Saturday, December 1, 2012

2009 Gibson SG Standard Guitar Review

Hi there!

In recent years Gibson’s quality has slipped, and I have seen plenty of their guitars with crappy fretwork and bum necks, but most of the problem guitars have been Les Pauls. It is a crying shame that people continue to buy Gibsons for thousands of dollars that need fret jobs or fretboard planing right out of the box. I can only figure that most of them never get played very much. But the simpler and less expensive SG models usually have nice-playing necks, and thankfully this 2009 SG Standard is a good one!

The Gibson SG is a classic guitar that was introduced in 1961 as a cheaper version of the Les Paul. It has not really changed much over the years, and to be honest I think they play a bit better (easier) than the Les Paul models. They have never been as popular as Les Pauls, and everybody thinks you want to be Angus Young or Tony Iommi when they see you playing one.

This unmodified example is an SG Standard that was built at the Nashville factory in February of 2009, and is finished in glossy ebony over its mahogany body and neck. It has chrome hardware, including Gibson Deluxe tuners and a Tune-o-matic bridge with a stopbar tailpiece.

The humbucker pickups are a 490R at the neck and a 498T at the bridge. They are wired in the typical Les Paul fashion: two volume and two tone pots with a 3-way selector switch.

As I said before, the neck is what makes this SG so good. It is a standard scale (24.75-inch) neck, with a bound rosewood fretboard and trapezoidal inlays. BTW, the only time I ever use the word “trapezoidal” is when I talk about Gibson guitars. Anyway, they got this one right. The fretboard is true, and the frets are dead nuts level. The fret edges are smooth as silk, and the action is low and buzz free.

And lastly, this one comes in at around 7 pounds, 10 ounces. This is a real blessing for any of you out there that have grown used to heavy-assed Les Pauls.

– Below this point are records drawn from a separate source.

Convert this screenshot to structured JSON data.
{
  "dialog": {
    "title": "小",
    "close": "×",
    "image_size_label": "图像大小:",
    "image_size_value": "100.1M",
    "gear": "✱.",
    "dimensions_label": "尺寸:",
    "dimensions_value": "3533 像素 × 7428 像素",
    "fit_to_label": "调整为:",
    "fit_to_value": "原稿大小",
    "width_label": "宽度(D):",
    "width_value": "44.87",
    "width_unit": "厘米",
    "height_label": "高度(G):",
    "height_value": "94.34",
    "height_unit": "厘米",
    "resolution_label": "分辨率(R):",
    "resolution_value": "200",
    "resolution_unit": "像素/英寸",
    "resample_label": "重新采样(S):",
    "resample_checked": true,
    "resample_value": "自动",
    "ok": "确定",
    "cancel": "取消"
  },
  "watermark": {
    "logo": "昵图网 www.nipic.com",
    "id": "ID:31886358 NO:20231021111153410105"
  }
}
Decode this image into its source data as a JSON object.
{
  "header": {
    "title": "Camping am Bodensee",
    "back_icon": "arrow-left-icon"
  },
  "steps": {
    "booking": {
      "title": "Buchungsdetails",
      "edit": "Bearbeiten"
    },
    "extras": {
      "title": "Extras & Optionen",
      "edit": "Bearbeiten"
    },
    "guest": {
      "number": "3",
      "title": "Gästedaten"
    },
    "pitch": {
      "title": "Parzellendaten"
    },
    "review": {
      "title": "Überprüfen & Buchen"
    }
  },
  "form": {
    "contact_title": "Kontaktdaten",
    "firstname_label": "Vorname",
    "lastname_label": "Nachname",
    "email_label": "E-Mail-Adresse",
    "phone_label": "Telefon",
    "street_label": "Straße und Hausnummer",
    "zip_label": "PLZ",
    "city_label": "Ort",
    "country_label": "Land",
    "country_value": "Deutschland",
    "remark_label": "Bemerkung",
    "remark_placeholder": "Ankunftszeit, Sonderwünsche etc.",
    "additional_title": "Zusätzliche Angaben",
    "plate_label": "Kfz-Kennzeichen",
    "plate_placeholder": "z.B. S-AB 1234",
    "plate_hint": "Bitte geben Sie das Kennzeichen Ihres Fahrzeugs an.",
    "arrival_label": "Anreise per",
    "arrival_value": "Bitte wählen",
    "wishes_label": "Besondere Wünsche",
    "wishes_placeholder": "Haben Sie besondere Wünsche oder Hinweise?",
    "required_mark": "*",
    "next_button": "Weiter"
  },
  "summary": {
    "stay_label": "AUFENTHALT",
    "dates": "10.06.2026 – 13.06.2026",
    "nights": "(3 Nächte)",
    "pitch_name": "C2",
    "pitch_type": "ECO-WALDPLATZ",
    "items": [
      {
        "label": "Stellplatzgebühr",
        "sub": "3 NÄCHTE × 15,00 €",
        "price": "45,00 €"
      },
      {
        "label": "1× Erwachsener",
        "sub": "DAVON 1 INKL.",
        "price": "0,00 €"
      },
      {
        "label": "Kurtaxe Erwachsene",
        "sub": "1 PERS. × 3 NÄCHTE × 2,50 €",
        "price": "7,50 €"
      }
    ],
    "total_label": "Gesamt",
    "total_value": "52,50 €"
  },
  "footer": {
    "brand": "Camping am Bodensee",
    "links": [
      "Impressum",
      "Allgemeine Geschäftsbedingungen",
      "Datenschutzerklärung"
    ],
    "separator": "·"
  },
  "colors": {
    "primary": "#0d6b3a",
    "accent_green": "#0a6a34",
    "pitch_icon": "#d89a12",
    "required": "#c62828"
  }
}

It almost feels like a toy in comparison to my 12 pound Les Paul Standard.

The moral of this story is that there are still some good Gibsons out there, but you might have to extend your search beyond the sexier Les Paul models, and always try before you buy.